Workers unite to make Wall Street pay
More than 1,000 union members, workers and activists joined AFL-CIO President Richard Trumka and Pennsylvania AFL-CIO President William George to protest in downtown Philadelphia on Friday. The demonstration was part of a two-week initiative that started Monday called “Good Jobs Now!” which, as In These Times reported, challenges the nation’s six largest banks to pay for their bailouts by contributing to job creation and doing their part to restore the economy. To read more about the protest in Philadelphia go here. For more on the “Good Jobs Now!” movement, go here. (See video above)
Chicago Teamsters protest furloughs
More than 100 workers protested forced furloughs on Friday outside the Department of Water Management in Chicago, Ill. The workers are represented by Teamsters Local 700, which recently filed a stack of unfair labor practice charges against the city. City officials have refused to participate in federal mediation to reconcile the charges, and Friday’s furloughs were in violation of their contract with union employees. If the Illinois Labor Relations Board upholds the charges, the Teamsters will be permitted to strike. Read more about it at the Chicago Teamsters website.

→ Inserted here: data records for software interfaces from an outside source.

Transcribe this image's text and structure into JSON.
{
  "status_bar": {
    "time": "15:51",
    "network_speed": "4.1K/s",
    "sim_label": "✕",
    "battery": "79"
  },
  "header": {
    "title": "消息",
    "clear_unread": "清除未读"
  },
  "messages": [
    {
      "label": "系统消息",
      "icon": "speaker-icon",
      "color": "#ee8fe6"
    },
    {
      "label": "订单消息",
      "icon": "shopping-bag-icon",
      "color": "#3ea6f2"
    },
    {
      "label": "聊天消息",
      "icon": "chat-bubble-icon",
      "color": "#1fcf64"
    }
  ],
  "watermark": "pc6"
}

Seattle construction workers demand jobs now
Around 600 building and construction workers rallied for jobs on Thursday, in Seattle, Wash., demanding that pending public-works projects be delayed no further. The public-works projects, including the Highway 520 floating bridge and the Alaskan Way Tunnel, are expected to create 2,200 construction jobs as well as permanent maintenance jobs and two new hotels. Seattle-area construction unemployment is currently at 35 percent. Read more here and here. (See video above)
Chicago United Airlines workers say new deal opens door to outsourcing

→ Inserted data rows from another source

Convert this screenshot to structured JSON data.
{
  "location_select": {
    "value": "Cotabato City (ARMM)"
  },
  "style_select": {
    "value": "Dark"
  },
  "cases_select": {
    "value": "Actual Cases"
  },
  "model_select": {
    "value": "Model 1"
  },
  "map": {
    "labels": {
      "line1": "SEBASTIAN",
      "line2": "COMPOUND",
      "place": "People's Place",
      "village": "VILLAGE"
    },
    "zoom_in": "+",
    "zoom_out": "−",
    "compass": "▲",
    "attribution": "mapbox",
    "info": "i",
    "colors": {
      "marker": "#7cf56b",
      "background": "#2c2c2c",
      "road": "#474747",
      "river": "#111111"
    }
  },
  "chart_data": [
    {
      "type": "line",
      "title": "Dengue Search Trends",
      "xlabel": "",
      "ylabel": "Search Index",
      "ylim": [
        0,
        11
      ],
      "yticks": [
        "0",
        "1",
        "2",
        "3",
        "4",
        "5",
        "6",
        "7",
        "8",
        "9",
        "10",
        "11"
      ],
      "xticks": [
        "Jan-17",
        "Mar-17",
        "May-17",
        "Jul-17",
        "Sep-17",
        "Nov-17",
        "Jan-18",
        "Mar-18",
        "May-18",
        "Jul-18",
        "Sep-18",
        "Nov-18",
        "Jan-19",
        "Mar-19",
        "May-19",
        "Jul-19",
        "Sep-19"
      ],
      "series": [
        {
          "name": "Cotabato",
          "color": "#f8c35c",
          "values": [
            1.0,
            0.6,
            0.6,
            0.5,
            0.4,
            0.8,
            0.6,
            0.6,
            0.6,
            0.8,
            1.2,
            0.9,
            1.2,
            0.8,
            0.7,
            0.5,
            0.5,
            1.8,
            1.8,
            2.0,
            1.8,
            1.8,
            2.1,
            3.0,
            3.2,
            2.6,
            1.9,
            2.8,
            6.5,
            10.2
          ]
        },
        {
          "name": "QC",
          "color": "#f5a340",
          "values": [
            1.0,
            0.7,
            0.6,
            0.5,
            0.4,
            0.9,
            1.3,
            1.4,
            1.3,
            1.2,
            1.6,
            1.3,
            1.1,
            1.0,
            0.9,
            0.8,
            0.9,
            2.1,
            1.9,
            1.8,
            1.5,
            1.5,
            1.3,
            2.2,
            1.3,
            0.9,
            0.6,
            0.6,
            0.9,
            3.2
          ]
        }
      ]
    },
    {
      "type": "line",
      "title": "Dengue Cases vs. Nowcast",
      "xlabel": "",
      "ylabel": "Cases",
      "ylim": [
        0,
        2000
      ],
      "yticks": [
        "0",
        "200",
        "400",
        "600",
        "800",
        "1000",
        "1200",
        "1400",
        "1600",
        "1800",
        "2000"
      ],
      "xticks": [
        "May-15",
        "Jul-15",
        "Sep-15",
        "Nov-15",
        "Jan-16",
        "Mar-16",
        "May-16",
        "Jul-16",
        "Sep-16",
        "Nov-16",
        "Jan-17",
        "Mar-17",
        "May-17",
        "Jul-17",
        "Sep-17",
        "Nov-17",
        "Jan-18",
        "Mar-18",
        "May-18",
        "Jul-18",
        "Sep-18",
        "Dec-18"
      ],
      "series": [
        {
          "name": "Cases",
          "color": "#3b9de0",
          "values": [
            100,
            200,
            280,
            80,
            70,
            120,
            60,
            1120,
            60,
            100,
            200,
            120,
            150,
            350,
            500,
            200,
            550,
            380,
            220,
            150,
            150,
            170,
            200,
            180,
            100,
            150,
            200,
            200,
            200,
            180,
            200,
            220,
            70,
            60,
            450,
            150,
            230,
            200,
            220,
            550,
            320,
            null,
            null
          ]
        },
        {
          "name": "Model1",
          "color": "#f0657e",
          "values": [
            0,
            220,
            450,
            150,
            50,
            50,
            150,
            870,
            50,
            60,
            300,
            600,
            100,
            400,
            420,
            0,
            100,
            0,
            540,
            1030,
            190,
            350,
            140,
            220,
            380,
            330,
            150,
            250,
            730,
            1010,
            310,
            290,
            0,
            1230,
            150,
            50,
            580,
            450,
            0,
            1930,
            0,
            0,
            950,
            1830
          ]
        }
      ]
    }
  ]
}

United Airlines pilots and flight attendants picketed outside the carrier’s Chicago headquarters on Wednesday in response to its joint venture with Ireland’s Aer Lingus carrier. The new service will be between Washington Dulles International Airport and Madrid, and will be flown by Aer Lingus pilots who have agreed to a lower pay scale, as well as third-party hired flight attendants. Union leaders worry that this arrangement will open the door to overseas franchising and outsourcing to non-union crews. Pilots from five other airlines joined the picket line. Read more at the Chicago Tribune.

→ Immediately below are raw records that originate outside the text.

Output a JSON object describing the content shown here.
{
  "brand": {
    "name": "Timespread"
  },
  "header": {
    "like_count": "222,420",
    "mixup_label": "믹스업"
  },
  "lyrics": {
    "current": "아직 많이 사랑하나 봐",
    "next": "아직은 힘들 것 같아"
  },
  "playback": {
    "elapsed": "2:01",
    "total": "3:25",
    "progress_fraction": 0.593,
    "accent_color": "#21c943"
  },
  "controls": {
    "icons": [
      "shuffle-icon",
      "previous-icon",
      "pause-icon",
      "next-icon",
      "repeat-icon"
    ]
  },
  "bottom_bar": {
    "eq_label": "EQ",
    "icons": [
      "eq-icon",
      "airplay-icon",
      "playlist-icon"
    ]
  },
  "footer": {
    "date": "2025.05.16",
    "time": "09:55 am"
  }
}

Nurses in Massachusetts oppose mandatory overtime
Also on Wednesday, more than 100 nurses and supporters picketed outside Morton Hospital in Taunton, Mass. to protest failed contract negotiations. The Massachusetts Nursing Association (MNA) is seeking 12-hour shift limits, limits to the number of times a nurse can be forced to work overtime, and preservation of the pension plan which Morton hospital is seeking to dismantle. Nurses say mandated overtime is the product of understaffing and puts patients at risk. Read more here and here.
IBEW fights union-busting in Maine
Members of the International Brotherhood of Electrical Workers (IBEW) Local 1837 demonstrated outside the WGME-TV station in Portland, Maine, on Wednesday, protesting unfair labor practices. The union workers say WGME-TV and its parent company, Sinclair Broadcasting, are trying to undermine contract negotiations by insisting on “complete flexibility” in assigning work to non-union employees, as well as future “discretion” in granting raises and changes in employee benefits. Employees have already taken a 10-percent pay cut through a previous, non-union approved contract. Read more about it here.
New Jersey state workers say no to budget cuts
Hundreds of state employees in the Communications Workers of America (CWA) and other unions protested throughout New Jersey on Thursday, in response to Gov. Chris Christie’s proposed budget cuts. Christie’s proposals include curbing public salaries, replacing pensions with employee contribution retirement plans, and cutting workers by privatizing state government operations. CWA Local 1038 Vice President Jeff Harley says the budget cuts will disproportionately affect low-income brackets. Read more here.